27 Congress members sign letter demanding an investigation on the human rights and political situation in Honduras

Posted on June 25, 2010


The Honorable Hillary Rodham Clinton
Secretary of State
U.S. Department of State
2201 C Street, NW
Washington, DC 20520

Dear Secretary Clinton:

Next Monday, June 28th, marks the anniversary of the coup in Honduras. We write to express our continuing concern regarding the grievous violations of human rights and the democratic order which commenced with the coup and continue to this day. We recognize the challenges facing President Logo and welcome efforts to reconcile the country and strengthen the rule of law that are consistent with international human rights and humanitarian law.

It is our belief that the State Department should rise to this occasion and assign Assistant Secretary of State for Democracy, Human Rights and Labor Michael Posner to visit Honduras and make a prompt assessment of what is occurring there with regards to human and political rights. Without an early and accurate report, we would be reluctant to see US support for Honduras continue without significant restrictions.

During your recent visit to Latin America, you asserted that Honduras has made progress since President Lobo took office in January 2010. However, it is our view that political violence continues to wrack Honduras, and insecurity grips much of the population. Reports indicate that many Honduras fear for their safety, lack confidence in the rule of law, and remain subject to the whims of those in power, including architects and holdovers from last year´s coup that are protected by a climate of impunity.

In this year alone, nine journalists in Honduras have been murdered, and several more have been tortured, kidnapped and suffered death threats, including threats against their families. Also, there are cases of reporters who have been forced to leave the country due to these threats, some of them looking for asylum here in the US and Canada. Members of social movements who oppose or criticize the government have been victims of violence and subject to ongoing intimidation. Several judges have been summarily dismissed for raising principled questions about the legality of the coup. Against this backdrop, a number of Army officials suspected of being involved in the coup have been appointed to executive positions in the Lobo government. Most notably, General Romeo Vásquez Velásquez, Commander-in-Chief to the Armed Forces at the time of the coup, is now the head of Hondutel,the national telecommunications company. The appointment of Velásquez, a primary actor in the coup, is troubling because in his new position he controls the country´s telephone, Internet and fax lines at a time when human rights advocates and political opposition leaders fear they are being persecuted for their activism.

President Lobo is eager, in his words, to bury the past. But these violations of human rights and democratic order persist in Honduras on his watch. At the same time, Honduras has failed to live up to its commitments regarding the Truth Commission and establishing a government of national unity, which the US last year deemed as prerequisites for Honduras being treated again with the legitimacy of a democratic government.

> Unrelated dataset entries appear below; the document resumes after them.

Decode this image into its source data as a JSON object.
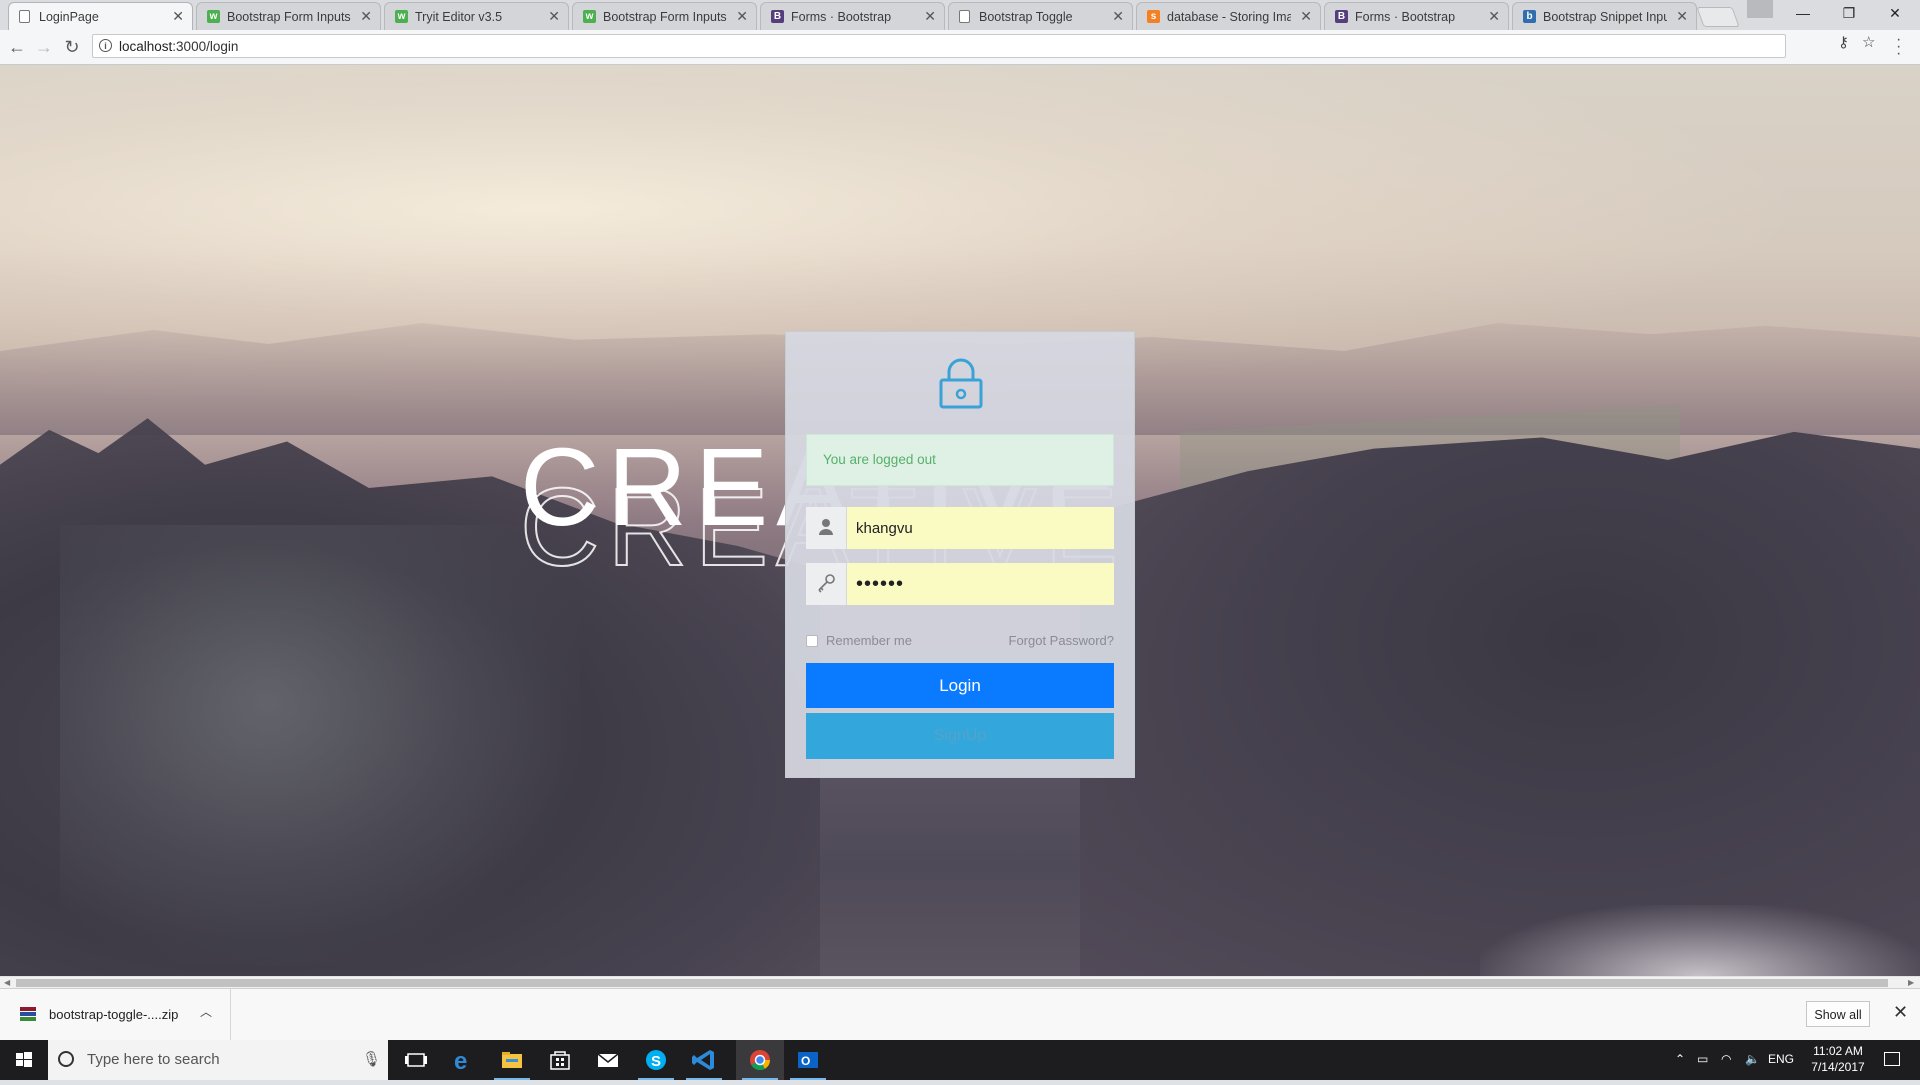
{
  "browser": {
    "tabs": [
      {
        "title": "LoginPage",
        "favicon": "page-icon",
        "active": true
      },
      {
        "title": "Bootstrap Form Inputs (",
        "favicon": "w3schools-icon"
      },
      {
        "title": "Tryit Editor v3.5",
        "favicon": "w3schools-icon"
      },
      {
        "title": "Bootstrap Form Inputs (",
        "favicon": "w3schools-icon"
      },
      {
        "title": "Forms · Bootstrap",
        "favicon": "bootstrap-icon"
      },
      {
        "title": "Bootstrap Toggle",
        "favicon": "page-icon"
      },
      {
        "title": "database - Storing Imag",
        "favicon": "stackoverflow-icon"
      },
      {
        "title": "Forms · Bootstrap",
        "favicon": "bootstrap-icon"
      },
      {
        "title": "Bootstrap Snippet Input",
        "favicon": "bootsnipp-icon"
      }
    ],
    "address": {
      "host": "localhost",
      "path": ":3000/login"
    },
    "window_controls": [
      "minimize",
      "restore",
      "close"
    ]
  },
  "background": {
    "word": "CREATIVE"
  },
  "login": {
    "alert": "You are logged out",
    "username_value": "khangvu",
    "password_mask": "••••••",
    "remember_label": "Remember me",
    "forgot_label": "Forgot Password?",
    "login_label": "Login",
    "signup_label": "SignUp"
  },
  "downloads": {
    "file": "bootstrap-toggle-....zip",
    "show_all": "Show all"
  },
  "taskbar": {
    "search_placeholder": "Type here to search",
    "apps": [
      "task-view-icon",
      "edge-icon",
      "file-explorer-icon",
      "store-icon",
      "mail-icon",
      "skype-icon",
      "vscode-icon",
      "chrome-icon",
      "outlook-icon"
    ],
    "language": "ENG",
    "time": "11:02 AM",
    "date": "7/14/2017"
  },
  "colors": {
    "accent_login": "#0a7bff",
    "signup": "#33a6dc",
    "alert_bg": "#dff1e4",
    "alert_text": "#56b06b",
    "autofill_bg": "#fafbc3",
    "lock_icon": "#3aa2d6"
  }
}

We strongly believe US policymakers need an accurate assessment of the current human rights situation in Honduras in order to formulate policies that can support the Lobo administration´s efforts to strengthen the rule of law and return the democratic order to the country. We strongly and respectfully recommend that you direct Assistant Secretary Posner to visit Honduras for the purpose of collecting facts on the current human and political rights situation and reporting back to you and us as promptly as possible, including but not limited to the following issues:

1. The murders, assaults, threats and exiling of journalists.
2. The murders, assaults, threats and exiling of members of the Resistance Movement, labor unions and the Afro, Indigenous and LGBT communities.
3. The dismissal by the Supreme Court of judges who opposed the coup.
4. The resources and mandate available to Ana Pineda, special advisor to President Lobo on human rights, to carry out her work.
5. The potential for the Truth Commission to lead to justice and reconciliation.

The Congress had made a clear and candid assessment by the US Department of State concerning conditions on the ground in Honduras as they are–not as we might wish or imagine them to be. Our country cannot claim to uphold the democratic values at stake in Honduras or the region more broadly, and we in Congress cannot countenance additional support fo the government of Honduras, without a reliable report about the status of political and human rights as they prevail under President Lobo and a plan for addressing these conditions effectively.

James P. McGovern
Janice D. Schakowsky
Sam Farr
Michael M. Honda
Barbara Lee
Raúl Grijalva
Donald M. Payne
James L. Oberstar
John Conyers, Jr.
Chellie Pingree
John W. Olver
George Miller
Richard E. Neal
Gwen Moore
Tammy Baldwin
Donna F. Edwards
Michael E. Capuano
Danny K. Davis
Stephen F. Lynch
James P. Moran
Edward J. Markey
Bill Delahunt
Rosa L. DeLauro
John F. Tierney
José E. Serrano
Betty McCollum
Bobby L. Rush

RELATED: Original letter with signatures and a Spanish translation available here: http://www.quotha.net/node/1037